Task to complete: If a line in the data below includes the string "heading", please return a copy of it.
=== Input ===
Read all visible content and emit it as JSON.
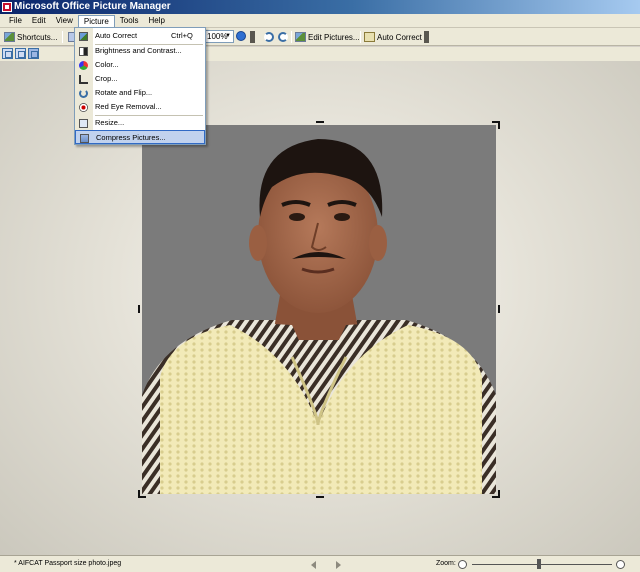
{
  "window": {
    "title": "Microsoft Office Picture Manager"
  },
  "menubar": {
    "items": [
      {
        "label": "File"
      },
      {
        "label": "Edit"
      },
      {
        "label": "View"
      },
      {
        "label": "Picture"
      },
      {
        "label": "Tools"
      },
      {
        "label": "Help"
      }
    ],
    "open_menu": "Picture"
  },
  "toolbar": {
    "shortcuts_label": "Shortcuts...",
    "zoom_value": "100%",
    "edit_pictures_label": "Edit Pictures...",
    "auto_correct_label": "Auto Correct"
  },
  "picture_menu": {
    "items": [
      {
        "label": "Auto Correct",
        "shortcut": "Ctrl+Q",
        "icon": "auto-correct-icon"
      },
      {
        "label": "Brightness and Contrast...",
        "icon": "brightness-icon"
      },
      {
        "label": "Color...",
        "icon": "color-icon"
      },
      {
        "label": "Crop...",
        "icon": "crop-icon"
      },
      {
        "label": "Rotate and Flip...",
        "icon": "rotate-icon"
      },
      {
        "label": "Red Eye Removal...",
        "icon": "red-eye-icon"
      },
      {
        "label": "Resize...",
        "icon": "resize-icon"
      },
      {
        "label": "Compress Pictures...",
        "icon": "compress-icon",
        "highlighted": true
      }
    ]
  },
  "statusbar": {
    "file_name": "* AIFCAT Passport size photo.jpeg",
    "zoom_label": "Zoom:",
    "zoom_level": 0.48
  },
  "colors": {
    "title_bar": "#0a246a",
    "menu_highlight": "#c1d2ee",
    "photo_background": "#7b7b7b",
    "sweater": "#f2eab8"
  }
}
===
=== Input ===
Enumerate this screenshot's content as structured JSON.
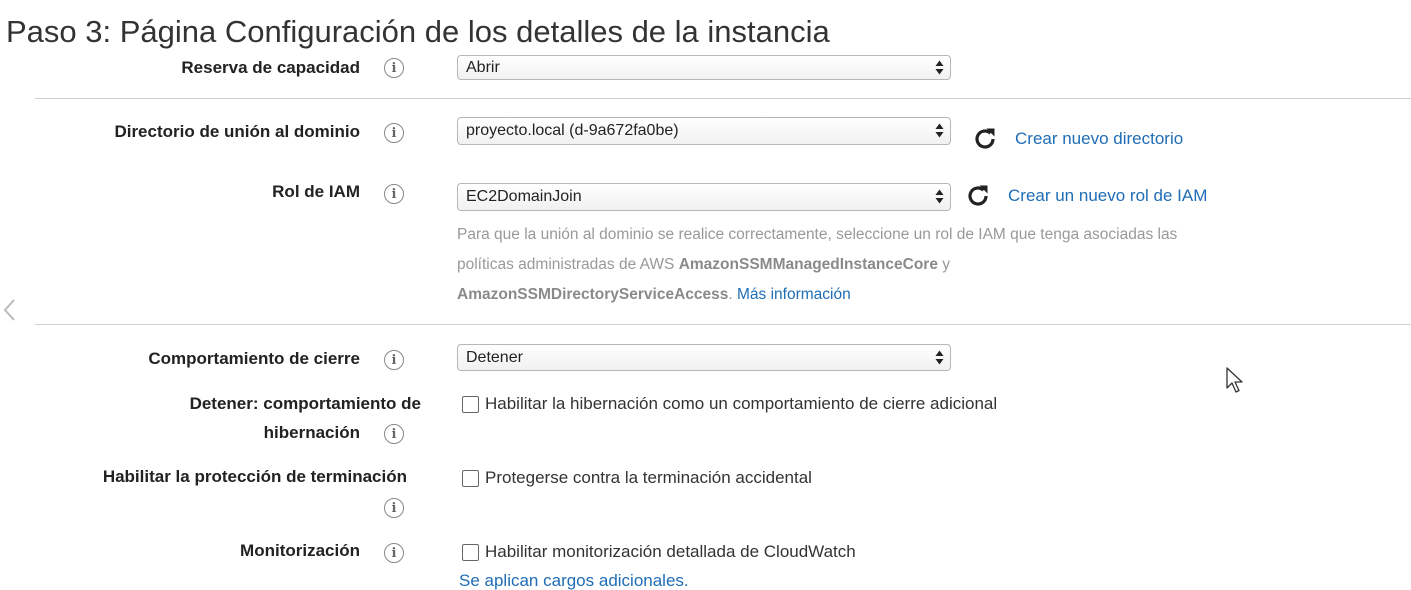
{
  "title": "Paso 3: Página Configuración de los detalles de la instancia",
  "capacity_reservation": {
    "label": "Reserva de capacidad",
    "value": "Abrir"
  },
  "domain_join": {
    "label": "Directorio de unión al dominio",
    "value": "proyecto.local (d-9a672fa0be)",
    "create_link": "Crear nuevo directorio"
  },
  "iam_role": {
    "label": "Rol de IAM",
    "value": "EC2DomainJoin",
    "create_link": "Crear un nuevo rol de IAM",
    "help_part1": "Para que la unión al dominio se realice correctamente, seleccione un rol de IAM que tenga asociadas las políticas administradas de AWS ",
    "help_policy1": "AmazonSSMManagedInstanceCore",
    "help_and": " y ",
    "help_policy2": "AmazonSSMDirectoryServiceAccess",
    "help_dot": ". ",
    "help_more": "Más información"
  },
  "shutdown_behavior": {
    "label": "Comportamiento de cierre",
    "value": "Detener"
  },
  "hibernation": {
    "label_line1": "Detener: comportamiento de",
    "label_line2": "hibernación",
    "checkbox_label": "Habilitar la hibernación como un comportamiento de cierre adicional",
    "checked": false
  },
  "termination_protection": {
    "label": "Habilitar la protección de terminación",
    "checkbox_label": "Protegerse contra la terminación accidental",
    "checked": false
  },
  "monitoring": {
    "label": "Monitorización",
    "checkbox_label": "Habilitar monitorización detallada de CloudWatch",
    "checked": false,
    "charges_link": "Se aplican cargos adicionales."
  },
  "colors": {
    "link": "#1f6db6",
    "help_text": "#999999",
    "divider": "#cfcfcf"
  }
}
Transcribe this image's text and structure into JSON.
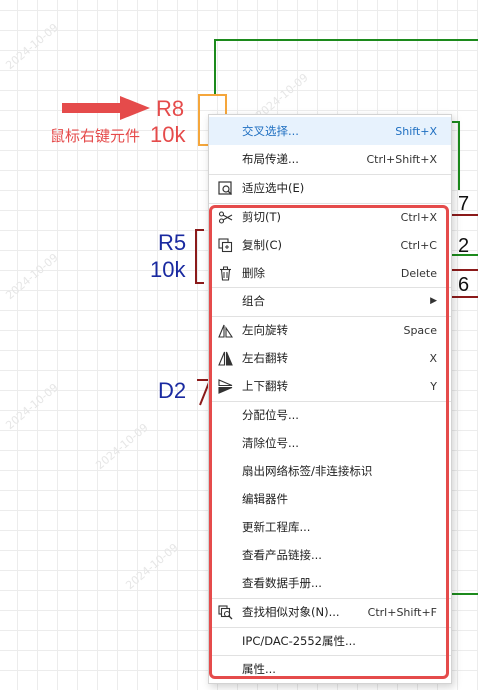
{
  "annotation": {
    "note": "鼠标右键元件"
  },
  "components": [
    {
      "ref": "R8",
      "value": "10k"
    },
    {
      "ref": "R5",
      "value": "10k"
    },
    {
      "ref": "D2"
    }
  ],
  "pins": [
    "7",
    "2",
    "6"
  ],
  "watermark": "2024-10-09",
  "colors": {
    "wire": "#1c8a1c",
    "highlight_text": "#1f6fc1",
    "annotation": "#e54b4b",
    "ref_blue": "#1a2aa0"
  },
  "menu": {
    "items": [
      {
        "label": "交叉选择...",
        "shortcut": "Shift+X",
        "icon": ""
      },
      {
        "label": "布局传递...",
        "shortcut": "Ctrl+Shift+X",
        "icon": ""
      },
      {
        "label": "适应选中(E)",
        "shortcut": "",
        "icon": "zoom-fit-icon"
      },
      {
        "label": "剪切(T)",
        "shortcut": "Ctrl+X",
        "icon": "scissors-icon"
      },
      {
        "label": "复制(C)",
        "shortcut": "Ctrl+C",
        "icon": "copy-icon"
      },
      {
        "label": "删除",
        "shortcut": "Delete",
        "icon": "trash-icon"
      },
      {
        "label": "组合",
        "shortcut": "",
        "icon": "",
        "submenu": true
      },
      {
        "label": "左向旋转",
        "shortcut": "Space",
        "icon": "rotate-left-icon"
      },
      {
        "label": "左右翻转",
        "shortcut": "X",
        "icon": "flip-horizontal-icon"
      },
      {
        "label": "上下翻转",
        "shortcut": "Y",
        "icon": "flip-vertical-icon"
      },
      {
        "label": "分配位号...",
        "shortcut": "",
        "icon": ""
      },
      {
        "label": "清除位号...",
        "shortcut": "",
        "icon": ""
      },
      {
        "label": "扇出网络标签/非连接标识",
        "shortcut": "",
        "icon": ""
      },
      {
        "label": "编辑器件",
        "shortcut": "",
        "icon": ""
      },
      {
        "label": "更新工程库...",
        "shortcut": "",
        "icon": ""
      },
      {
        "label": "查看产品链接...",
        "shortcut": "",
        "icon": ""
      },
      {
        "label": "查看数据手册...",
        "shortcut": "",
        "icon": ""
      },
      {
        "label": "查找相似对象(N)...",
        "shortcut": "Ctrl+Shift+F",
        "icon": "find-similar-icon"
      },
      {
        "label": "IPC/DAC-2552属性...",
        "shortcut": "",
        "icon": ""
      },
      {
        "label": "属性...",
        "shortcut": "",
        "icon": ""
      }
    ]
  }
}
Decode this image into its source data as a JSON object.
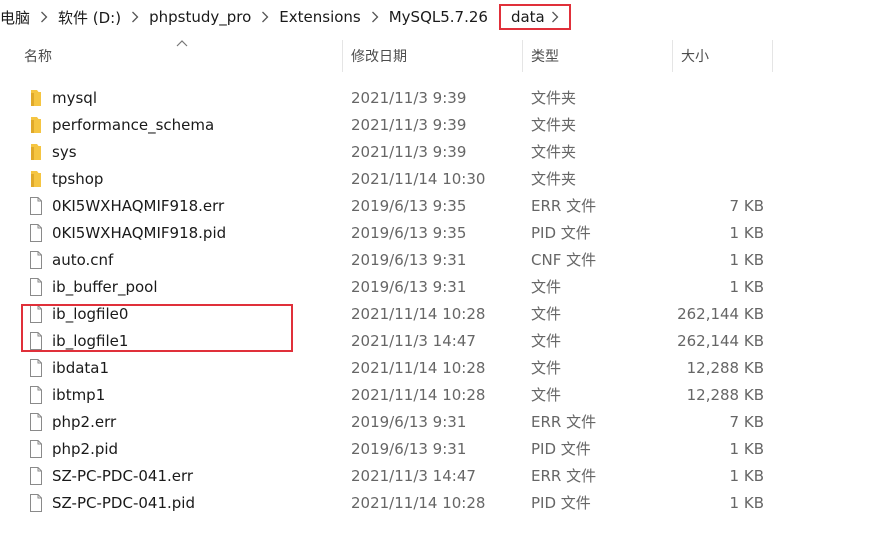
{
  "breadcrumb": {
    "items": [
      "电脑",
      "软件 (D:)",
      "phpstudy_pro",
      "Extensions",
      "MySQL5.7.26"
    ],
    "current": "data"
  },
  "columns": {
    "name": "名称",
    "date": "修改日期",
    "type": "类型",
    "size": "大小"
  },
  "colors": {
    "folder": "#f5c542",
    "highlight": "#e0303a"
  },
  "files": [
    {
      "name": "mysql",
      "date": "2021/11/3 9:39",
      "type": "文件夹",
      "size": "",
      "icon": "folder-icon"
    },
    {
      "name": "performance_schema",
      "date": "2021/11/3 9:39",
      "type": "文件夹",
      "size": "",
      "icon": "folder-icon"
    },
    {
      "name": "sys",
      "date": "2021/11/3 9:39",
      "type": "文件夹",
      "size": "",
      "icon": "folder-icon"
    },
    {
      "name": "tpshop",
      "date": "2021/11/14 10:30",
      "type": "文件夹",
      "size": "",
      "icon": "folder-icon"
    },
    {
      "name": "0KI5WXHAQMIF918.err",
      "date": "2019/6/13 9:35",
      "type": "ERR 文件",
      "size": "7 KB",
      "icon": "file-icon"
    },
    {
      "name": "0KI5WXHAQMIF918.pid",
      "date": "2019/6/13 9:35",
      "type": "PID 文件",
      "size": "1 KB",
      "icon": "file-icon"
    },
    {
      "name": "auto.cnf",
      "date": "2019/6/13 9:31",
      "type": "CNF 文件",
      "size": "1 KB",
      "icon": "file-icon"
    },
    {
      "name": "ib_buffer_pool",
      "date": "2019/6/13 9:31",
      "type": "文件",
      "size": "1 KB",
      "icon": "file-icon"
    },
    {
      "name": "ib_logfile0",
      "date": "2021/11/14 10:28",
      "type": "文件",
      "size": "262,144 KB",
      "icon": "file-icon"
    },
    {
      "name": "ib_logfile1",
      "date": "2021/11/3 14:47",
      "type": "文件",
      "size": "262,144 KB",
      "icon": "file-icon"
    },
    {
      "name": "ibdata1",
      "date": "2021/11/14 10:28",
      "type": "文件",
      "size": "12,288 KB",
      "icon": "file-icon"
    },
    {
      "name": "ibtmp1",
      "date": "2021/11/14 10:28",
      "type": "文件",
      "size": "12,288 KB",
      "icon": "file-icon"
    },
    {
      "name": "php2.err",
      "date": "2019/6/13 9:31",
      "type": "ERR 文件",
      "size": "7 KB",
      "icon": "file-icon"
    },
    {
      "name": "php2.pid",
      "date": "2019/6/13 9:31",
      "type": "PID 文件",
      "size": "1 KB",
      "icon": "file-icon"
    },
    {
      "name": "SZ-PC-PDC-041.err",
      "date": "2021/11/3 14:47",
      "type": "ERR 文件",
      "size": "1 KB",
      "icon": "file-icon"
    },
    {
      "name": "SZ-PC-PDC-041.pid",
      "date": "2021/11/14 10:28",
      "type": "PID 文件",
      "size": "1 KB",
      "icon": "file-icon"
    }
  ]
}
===
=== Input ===
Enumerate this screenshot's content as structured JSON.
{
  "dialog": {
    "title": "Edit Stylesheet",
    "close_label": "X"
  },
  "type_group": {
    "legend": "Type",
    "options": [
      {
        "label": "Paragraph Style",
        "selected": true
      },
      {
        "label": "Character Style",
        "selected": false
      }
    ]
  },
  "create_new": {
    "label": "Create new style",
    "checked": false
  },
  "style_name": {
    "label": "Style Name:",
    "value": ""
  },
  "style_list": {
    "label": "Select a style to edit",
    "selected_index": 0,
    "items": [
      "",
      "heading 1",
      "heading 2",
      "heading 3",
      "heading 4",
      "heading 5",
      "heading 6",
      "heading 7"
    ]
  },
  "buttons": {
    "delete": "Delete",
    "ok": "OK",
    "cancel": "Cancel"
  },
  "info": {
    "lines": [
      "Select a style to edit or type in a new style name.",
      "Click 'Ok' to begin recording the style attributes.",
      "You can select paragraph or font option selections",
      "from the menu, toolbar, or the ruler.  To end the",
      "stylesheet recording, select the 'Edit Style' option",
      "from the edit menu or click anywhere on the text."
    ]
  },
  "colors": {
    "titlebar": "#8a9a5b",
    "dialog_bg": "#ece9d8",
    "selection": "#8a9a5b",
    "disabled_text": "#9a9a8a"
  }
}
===
Answer below:
      "heading 1",
      "heading 2",
      "heading 3",
      "heading 4",
      "heading 5",
      "heading 6",
      "heading 7"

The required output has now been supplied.